The permits will be allocated by province and territory, based on population. The provinces will then distribute the permits among institutions. The cap doesn’t apply to master’s and doctoral programs or the elementary and secondary sectors.

In addition, starting Sept. 1, international students who begin a program under a public-private partnership will no longer be eligible for a post-graduate work permit. This comes on top of previous announcements that raised the cost-of-living requirements for study permit applicants and other regulations.

There has always been much to celebrate about Canada’s post-secondary education system. We routinely come out near the top of OECD rankings for educational attainment.

Our institutions run the gamut from world-renowned research-intensive universities to small liberal arts institutions and to the wide network of colleges that are supposed to cater to community needs. Presumably, this is what attracted international students in the first place.

All this appears in jeopardy now. Forced to deal with a reduction in international study permits, many institutions are bound to be left struggling.

In Ontario, Laurentian University filed for creditor protection in 2021 and Queen’s University has publicly warned about its financial straits, blaming it on the reduction in tuition fees, high inflation and a decline in international student enrolment during the pandemic. Will governments step in or will we see more go the way of Laurentian?

International students should play an integral role in our immigration system, but they shouldn’t be used as a vehicle to keep post-secondary institutions financially afloat. Governments need to restore proper funding to universities and colleges.

recent report by an Ontario expert panel recommended ending the province’s tuition freeze and increasing per-student funding, noting: “Many colleges and universities have passed the point where they could survive financially with only domestic students.”

The Ontario government announced recently a $1-billion funding boost over three years — far short of the $2.5-billion increase recommended by the expert panel.

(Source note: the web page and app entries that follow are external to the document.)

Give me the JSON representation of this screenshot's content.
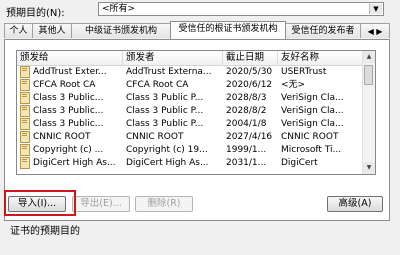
{
  "purpose": {
    "label": "预期目的(N):",
    "selected": "<所有>"
  },
  "tabs": [
    {
      "label": "个人"
    },
    {
      "label": "其他人"
    },
    {
      "label": "中级证书颁发机构"
    },
    {
      "label": "受信任的根证书颁发机构"
    },
    {
      "label": "受信任的发布者"
    }
  ],
  "table": {
    "columns": [
      "颁发给",
      "颁发者",
      "截止日期",
      "友好名称"
    ],
    "rows": [
      {
        "issued_to": "AddTrust Exter...",
        "issuer": "AddTrust Externa...",
        "expires": "2020/5/30",
        "friendly": "USERTrust"
      },
      {
        "issued_to": "CFCA Root CA",
        "issuer": "CFCA Root CA",
        "expires": "2020/6/12",
        "friendly": "<无>"
      },
      {
        "issued_to": "Class 3 Public...",
        "issuer": "Class 3 Public P...",
        "expires": "2028/8/3",
        "friendly": "VeriSign Cla..."
      },
      {
        "issued_to": "Class 3 Public...",
        "issuer": "Class 3 Public P...",
        "expires": "2028/8/2",
        "friendly": "VeriSign Cla..."
      },
      {
        "issued_to": "Class 3 Public...",
        "issuer": "Class 3 Public P...",
        "expires": "2004/1/8",
        "friendly": "VeriSign Cla..."
      },
      {
        "issued_to": "CNNIC ROOT",
        "issuer": "CNNIC ROOT",
        "expires": "2027/4/16",
        "friendly": "CNNIC ROOT"
      },
      {
        "issued_to": "Copyright (c) ...",
        "issuer": "Copyright (c) 19...",
        "expires": "1999/1...",
        "friendly": "Microsoft Ti..."
      },
      {
        "issued_to": "DigiCert High As...",
        "issuer": "DigiCert High As...",
        "expires": "2031/1...",
        "friendly": "DigiCert"
      }
    ]
  },
  "buttons": {
    "import": "导入(I)...",
    "export": "导出(E)...",
    "remove": "删除(R)",
    "advanced": "高级(A)"
  },
  "footer": {
    "label": "证书的预期目的"
  },
  "colors": {
    "highlight": "#d0151c"
  },
  "icons": {
    "row_icon": "certificate-icon",
    "dropdown": "chevron-down-icon"
  }
}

The institutions need to do their part too. They have been unwilling to acknowledge the fact that a smaller number of domestic students means they need to scale back their operations.

It’s time to restore the pride we once had in our post-secondary institutions and our immigration system.